However, Starbucks already has an edge over its rivals, as the US brand has partnered with several coffee growers in the Yunnan region since 2017 to market a Chinese-origin coffee.
This massive investment in the coffee industry suggests that it will be one of the fastest growing economic sectors in the Asian country in the coming years. At the same time, boosting domestic coffee consumption could be a great incentive since most of the production, like in other coffee-producing countries, is destined for export.
Coffee processing in China
The Chinese coffee farmers are currently focusing on the production of specialty coffee, so there are already several processing methods to achieve good coffee quality.
So, there are different ways to prepare the coffee beans so that they are ready for the roasting process.

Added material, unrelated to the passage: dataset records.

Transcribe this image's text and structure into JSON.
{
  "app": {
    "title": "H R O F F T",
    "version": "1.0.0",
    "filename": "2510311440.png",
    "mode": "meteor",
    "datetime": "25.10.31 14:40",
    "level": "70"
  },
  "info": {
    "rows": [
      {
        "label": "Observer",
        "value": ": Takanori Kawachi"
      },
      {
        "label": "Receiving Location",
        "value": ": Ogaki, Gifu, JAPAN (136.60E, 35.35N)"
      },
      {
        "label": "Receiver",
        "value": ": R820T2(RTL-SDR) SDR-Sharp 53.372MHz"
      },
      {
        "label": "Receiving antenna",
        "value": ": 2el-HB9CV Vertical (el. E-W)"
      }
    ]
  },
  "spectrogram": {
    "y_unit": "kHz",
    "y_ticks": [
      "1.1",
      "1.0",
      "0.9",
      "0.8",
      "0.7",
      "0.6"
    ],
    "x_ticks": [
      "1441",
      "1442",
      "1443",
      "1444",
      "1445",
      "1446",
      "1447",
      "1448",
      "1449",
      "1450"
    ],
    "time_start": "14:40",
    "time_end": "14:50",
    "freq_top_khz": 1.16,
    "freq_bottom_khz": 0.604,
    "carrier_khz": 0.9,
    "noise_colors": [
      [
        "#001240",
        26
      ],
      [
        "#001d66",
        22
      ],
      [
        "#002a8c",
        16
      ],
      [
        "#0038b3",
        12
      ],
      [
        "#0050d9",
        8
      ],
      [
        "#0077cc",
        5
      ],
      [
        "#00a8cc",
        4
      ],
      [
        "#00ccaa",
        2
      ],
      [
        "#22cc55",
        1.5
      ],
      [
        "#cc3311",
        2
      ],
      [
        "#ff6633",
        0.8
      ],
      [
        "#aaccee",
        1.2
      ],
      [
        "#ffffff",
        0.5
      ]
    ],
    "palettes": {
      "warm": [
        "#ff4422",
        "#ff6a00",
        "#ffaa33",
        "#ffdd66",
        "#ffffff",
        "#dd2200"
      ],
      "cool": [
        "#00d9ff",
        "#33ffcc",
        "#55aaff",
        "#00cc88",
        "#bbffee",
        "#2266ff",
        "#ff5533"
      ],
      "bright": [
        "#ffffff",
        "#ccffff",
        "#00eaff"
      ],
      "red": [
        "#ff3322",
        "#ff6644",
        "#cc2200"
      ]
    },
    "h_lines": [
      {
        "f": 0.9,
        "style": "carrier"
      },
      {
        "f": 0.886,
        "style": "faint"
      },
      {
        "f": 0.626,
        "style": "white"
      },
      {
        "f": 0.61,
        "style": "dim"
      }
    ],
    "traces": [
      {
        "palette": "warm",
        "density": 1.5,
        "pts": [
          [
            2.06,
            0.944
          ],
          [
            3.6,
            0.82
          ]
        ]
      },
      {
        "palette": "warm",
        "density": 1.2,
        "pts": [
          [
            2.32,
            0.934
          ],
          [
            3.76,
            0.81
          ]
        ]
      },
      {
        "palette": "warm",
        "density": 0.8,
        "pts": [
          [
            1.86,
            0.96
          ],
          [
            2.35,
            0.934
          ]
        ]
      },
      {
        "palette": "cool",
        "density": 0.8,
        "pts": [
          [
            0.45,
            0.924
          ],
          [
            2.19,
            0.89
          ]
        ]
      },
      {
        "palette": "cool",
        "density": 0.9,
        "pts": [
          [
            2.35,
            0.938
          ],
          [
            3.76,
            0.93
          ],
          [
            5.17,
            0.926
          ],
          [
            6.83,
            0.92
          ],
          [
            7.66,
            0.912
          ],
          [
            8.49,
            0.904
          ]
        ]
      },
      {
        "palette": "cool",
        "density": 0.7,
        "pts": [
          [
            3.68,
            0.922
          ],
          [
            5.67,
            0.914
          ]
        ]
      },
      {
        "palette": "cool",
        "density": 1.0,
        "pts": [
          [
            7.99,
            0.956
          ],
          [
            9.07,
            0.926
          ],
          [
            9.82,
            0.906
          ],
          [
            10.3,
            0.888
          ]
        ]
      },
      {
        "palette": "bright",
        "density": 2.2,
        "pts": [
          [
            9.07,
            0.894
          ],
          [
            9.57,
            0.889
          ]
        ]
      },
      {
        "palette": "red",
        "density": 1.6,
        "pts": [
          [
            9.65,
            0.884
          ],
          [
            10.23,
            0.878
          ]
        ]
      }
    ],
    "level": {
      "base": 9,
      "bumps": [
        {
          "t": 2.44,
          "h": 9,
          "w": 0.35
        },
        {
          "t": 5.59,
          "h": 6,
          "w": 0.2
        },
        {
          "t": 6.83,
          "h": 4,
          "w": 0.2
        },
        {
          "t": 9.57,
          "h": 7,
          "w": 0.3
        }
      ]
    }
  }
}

Coffee washing process in China
In this process, the coffee fruits are washed in industrial machines until only the beans are left, i.e. the pulp is removed.
It is also common for the coffee to be fermented with or without water to remove the mucilage, that is the part of the fruit that contains neither sugar nor caffeine.
Natural drying process
The coffee beans then undergo a drying process. The coffee is then dried naturally, ie in the fresh air. Depending on the weather and the thickness of the beans, this process can take up to several weeks.
Processing with honey
Contrary to what you might think, no honey is used in this procedure. After the pulp is removed from the fruit, the mucilage is not removed but is left in place.
This is done so that when the mucus comes into contact with air, it becomes viscous and acquires a honey-like consistency. This gives the coffee a milder taste, which it retains even after roasting.
Flavor profile of coffee made in China
It is worth remembering that 90% of China’s coffee production comes from the Yunnan region. However, the coffee produced there can taste very different depending on the altitude at which it was grown and the type of processing prior to roasting.
However, those who have tasted Chinese specialty coffee say that in general it is a drink with balanced flavors, fruity notes and a good amount of sweetness. In addition, experts say that coffee that has been washed before roasting tastes very similar to coffee produced in Latin America.